● **YOUR TASK**: Each line of the records containing "true" is to be copied out and returned.

● **Extracted records**:
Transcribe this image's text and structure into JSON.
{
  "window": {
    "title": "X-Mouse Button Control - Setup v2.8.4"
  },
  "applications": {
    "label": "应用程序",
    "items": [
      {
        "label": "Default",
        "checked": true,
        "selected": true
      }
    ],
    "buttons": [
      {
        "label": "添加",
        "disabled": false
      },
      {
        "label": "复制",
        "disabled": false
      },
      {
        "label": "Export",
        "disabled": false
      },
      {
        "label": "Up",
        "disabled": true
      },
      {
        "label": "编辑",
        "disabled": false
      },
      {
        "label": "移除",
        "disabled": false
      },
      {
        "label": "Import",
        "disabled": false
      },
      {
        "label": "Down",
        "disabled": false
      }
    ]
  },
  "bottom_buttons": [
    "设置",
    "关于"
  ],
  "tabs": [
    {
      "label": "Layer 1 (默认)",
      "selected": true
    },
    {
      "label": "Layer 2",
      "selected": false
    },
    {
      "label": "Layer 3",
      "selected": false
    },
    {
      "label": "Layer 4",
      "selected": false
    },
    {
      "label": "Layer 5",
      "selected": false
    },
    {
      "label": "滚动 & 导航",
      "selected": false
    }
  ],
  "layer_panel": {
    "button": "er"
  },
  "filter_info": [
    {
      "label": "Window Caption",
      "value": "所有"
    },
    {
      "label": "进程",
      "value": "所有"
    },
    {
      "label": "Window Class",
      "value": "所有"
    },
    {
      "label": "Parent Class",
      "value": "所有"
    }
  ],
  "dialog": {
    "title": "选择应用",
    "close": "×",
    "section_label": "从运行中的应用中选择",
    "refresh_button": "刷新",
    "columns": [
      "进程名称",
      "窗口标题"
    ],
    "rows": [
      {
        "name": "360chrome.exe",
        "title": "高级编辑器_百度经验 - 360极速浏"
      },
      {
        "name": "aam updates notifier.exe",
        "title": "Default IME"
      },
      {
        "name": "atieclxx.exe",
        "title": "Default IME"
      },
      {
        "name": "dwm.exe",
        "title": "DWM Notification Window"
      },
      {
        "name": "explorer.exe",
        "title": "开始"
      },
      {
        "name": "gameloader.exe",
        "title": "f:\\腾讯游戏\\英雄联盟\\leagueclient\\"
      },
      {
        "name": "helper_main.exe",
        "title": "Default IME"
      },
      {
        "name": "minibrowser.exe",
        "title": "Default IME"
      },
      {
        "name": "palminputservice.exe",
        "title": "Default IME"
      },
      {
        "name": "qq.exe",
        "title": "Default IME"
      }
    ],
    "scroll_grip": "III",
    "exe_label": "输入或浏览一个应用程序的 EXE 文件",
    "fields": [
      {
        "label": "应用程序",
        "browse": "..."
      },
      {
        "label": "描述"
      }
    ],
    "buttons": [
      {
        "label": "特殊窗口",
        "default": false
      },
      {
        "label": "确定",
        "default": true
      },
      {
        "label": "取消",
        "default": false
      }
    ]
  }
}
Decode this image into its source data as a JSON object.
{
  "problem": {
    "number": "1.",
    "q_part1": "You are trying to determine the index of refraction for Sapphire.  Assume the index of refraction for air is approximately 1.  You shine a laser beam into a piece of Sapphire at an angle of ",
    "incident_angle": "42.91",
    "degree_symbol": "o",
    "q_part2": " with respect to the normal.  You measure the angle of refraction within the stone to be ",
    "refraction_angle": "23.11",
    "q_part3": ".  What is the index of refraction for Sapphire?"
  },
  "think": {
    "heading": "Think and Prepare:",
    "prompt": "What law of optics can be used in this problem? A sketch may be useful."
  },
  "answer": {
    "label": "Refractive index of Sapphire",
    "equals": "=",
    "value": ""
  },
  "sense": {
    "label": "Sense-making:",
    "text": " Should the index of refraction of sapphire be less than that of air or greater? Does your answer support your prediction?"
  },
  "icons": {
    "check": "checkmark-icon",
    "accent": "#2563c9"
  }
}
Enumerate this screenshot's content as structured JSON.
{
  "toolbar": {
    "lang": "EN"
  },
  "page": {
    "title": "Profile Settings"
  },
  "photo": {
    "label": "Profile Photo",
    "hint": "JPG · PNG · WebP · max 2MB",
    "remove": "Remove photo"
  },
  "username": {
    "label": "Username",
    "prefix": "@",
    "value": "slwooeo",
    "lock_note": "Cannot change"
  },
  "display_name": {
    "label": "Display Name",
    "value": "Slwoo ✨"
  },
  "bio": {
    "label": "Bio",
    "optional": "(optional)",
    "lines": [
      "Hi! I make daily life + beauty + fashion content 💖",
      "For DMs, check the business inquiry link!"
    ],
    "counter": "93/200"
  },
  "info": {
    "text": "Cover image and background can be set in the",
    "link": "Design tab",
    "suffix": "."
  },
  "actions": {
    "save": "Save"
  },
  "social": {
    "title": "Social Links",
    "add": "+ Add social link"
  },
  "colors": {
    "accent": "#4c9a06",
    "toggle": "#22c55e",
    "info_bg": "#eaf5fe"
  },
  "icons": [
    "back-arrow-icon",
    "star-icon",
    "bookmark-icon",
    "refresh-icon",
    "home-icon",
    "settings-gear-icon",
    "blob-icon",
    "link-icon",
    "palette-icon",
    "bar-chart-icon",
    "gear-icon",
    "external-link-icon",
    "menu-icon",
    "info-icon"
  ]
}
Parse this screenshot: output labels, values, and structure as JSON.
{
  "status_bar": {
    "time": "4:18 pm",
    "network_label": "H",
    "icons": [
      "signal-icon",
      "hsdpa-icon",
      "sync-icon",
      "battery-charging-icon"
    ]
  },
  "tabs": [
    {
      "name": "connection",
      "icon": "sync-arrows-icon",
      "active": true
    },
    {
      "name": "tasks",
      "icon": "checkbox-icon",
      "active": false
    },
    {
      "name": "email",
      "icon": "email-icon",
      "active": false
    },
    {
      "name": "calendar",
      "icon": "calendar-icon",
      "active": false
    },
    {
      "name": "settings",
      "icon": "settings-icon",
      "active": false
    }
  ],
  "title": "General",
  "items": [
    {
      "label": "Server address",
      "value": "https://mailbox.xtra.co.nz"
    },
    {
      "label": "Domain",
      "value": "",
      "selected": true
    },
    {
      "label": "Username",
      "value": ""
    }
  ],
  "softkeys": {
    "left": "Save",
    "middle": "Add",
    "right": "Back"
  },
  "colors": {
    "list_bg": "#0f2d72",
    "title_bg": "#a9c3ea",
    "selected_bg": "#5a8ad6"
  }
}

● **EXPECTED OUTPUT**:
        "checked": true,
        "selected": true
        "disabled": true
      "selected": true
        "default": true
      "active": true
      "selected": true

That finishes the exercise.